Once you've found a stock that's trading below its historical P/E, then just make sure it has the other fundamentals -- sound management, a good balance sheet, room to run, and preferably, a solid yield. eBay (Nasdaq: EBAY) doesn't pay a dividend, but it otherwise fits the bill. Its current P/E of 15 is well below its historical average.

And that's what our analysts do at Inside Value -- they're constantly scouring the market for companies that have competitive advantages, that can provide long-term value, and, most importantly, that are trading at dirt-cheap prices.

If you like buying stocks at outrageous prices and high multiples, then please, by all means, start gobbling up stocks like it's nobody's business.
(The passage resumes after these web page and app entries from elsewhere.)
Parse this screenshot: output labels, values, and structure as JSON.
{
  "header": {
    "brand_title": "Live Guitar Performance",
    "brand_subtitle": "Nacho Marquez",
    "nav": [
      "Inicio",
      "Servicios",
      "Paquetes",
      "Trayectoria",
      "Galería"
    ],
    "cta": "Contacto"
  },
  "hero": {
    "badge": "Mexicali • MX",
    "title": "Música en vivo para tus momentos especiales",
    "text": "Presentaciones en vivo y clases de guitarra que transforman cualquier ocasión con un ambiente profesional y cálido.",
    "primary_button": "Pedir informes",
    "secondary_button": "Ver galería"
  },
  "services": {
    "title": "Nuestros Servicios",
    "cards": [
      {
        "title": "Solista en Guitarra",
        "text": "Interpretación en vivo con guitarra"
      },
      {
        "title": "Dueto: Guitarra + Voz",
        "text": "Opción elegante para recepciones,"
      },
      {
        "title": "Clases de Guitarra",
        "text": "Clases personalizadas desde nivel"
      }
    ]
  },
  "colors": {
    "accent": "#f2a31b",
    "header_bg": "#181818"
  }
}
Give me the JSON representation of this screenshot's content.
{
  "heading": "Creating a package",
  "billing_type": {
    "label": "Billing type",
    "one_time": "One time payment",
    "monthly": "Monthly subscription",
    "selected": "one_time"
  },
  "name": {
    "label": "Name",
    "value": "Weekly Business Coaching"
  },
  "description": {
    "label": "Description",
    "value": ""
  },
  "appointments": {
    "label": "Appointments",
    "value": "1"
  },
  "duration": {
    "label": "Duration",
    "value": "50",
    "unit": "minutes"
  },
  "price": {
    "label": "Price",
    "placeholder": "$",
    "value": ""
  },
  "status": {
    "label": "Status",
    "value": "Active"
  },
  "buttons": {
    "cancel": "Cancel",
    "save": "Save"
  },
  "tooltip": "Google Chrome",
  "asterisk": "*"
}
But if you're like me, and you appreciate a good sale and like buying stocks for less than they're worth, then Inside Value is probably the place for you.

This baby is dirt cheap
The folks on our team consistently find companies that fit this bill -- in fact, they recently recommended a company that's trading well below its worth -- Exelon (NYSE: EXC).
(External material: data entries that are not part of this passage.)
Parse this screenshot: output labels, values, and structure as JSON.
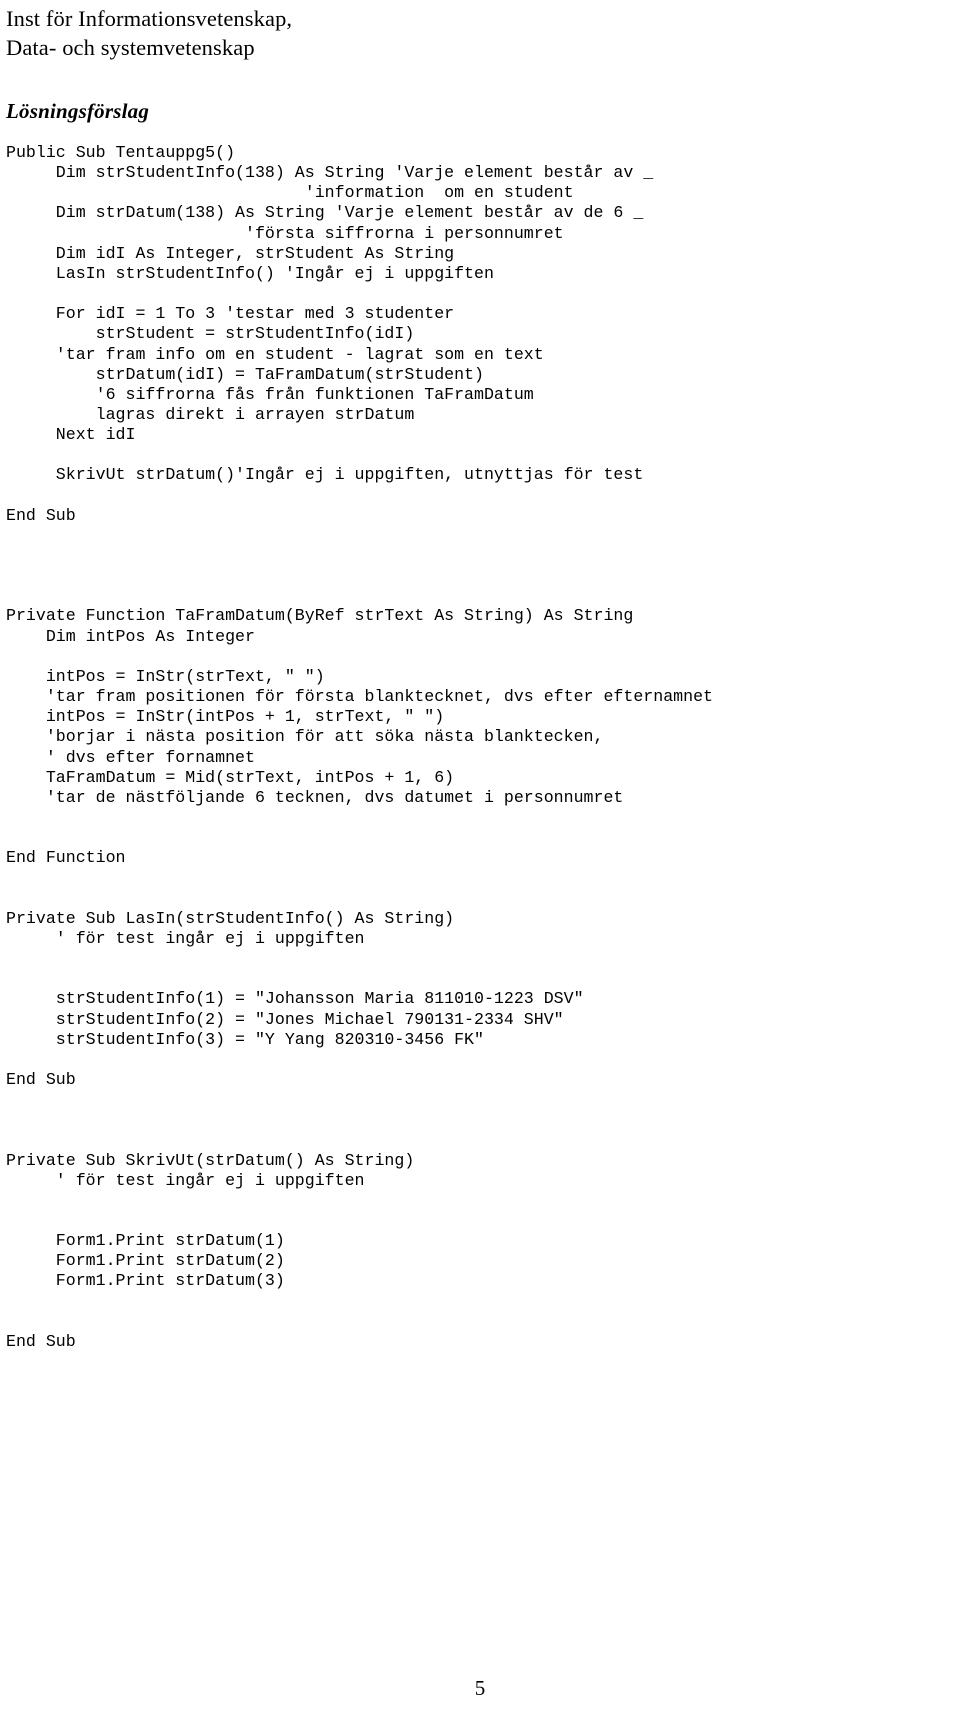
{
  "header": {
    "line1": "Inst för Informationsvetenskap,",
    "line2": "Data- och systemvetenskap"
  },
  "section": {
    "title": "Lösningsförslag"
  },
  "page": {
    "number": "5"
  },
  "code": {
    "lines": [
      "Public Sub Tentauppg5()",
      "     Dim strStudentInfo(138) As String 'Varje element består av _",
      "                              'information  om en student",
      "     Dim strDatum(138) As String 'Varje element består av de 6 _",
      "                        'första siffrorna i personnumret",
      "     Dim idI As Integer, strStudent As String",
      "     LasIn strStudentInfo() 'Ingår ej i uppgiften",
      "",
      "     For idI = 1 To 3 'testar med 3 studenter",
      "         strStudent = strStudentInfo(idI)",
      "     'tar fram info om en student - lagrat som en text",
      "         strDatum(idI) = TaFramDatum(strStudent)",
      "         '6 siffrorna fås från funktionen TaFramDatum",
      "         lagras direkt i arrayen strDatum",
      "     Next idI",
      "",
      "     SkrivUt strDatum()'Ingår ej i uppgiften, utnyttjas för test",
      "",
      "End Sub",
      "",
      "",
      "",
      "",
      "Private Function TaFramDatum(ByRef strText As String) As String",
      "    Dim intPos As Integer",
      "",
      "    intPos = InStr(strText, \" \")",
      "    'tar fram positionen för första blanktecknet, dvs efter efternamnet",
      "    intPos = InStr(intPos + 1, strText, \" \")",
      "    'borjar i nästa position för att söka nästa blanktecken,",
      "    ' dvs efter fornamnet",
      "    TaFramDatum = Mid(strText, intPos + 1, 6)",
      "    'tar de nästföljande 6 tecknen, dvs datumet i personnumret",
      "",
      "",
      "End Function",
      "",
      "",
      "Private Sub LasIn(strStudentInfo() As String)",
      "     ' för test ingår ej i uppgiften",
      "",
      "",
      "     strStudentInfo(1) = \"Johansson Maria 811010-1223 DSV\"",
      "     strStudentInfo(2) = \"Jones Michael 790131-2334 SHV\"",
      "     strStudentInfo(3) = \"Y Yang 820310-3456 FK\"",
      "",
      "End Sub",
      "",
      "",
      "",
      "Private Sub SkrivUt(strDatum() As String)",
      "     ' för test ingår ej i uppgiften",
      "",
      "",
      "     Form1.Print strDatum(1)",
      "     Form1.Print strDatum(2)",
      "     Form1.Print strDatum(3)",
      "",
      "",
      "End Sub"
    ]
  }
}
This company owns two utility companies in the Northeast, but its real bread and butter is power generation from its 17 nuclear reactors, which together account for 20% of U.S. nuclear capacity. It produces gobs of free cash flow and has a pretty wide moat, considering no company has started to build a nuclear plant since the 1970s. The best part is that it has all the classic characteristics of a value champion. It's trading at 11 times earnings, well below its five-year average of 31 times earnings. It has a reasonable debt/capital ratio, and because of all its free cash flow, it's able to fork out a solid 4.7% dividend yield.

Last but not least, because it's selling for such a reasonable price, our analysts see it trading for about 37% below its true value. And that's one of the many reasons it's one of our team's Best Buys Now recommendations.

Of course, you shouldn't just take my word for it and throw all your money into Exelon. That's why, to help you in your quest, I'd like to offer you a free 30-day, all-access pass to our Inside Value service. That way, you can get in-depth research on Exelon, plus full coverage of all our past and present recommendations, in addition to the seven stocks you need to "buy now." To learn more, simply click here.

Fool contributor Jordan DiPietro owns shares of General Electric and Exelon, which he also just publicly called to outperform the market in Motley Fool CAPS. Microsoft and Exelon are Motley Fool Inside Value recommendations. eBay and Apple are a Motley Fool Stock Advisor picks. Procter & Gamble is a Motley Fool Income Investor selection. Motley Fool Options has recommended a bull call spread position on eBay and a diagonal call position on Microsoft. The Fool owns shares of Procter & Gamble and has a disclosure policy.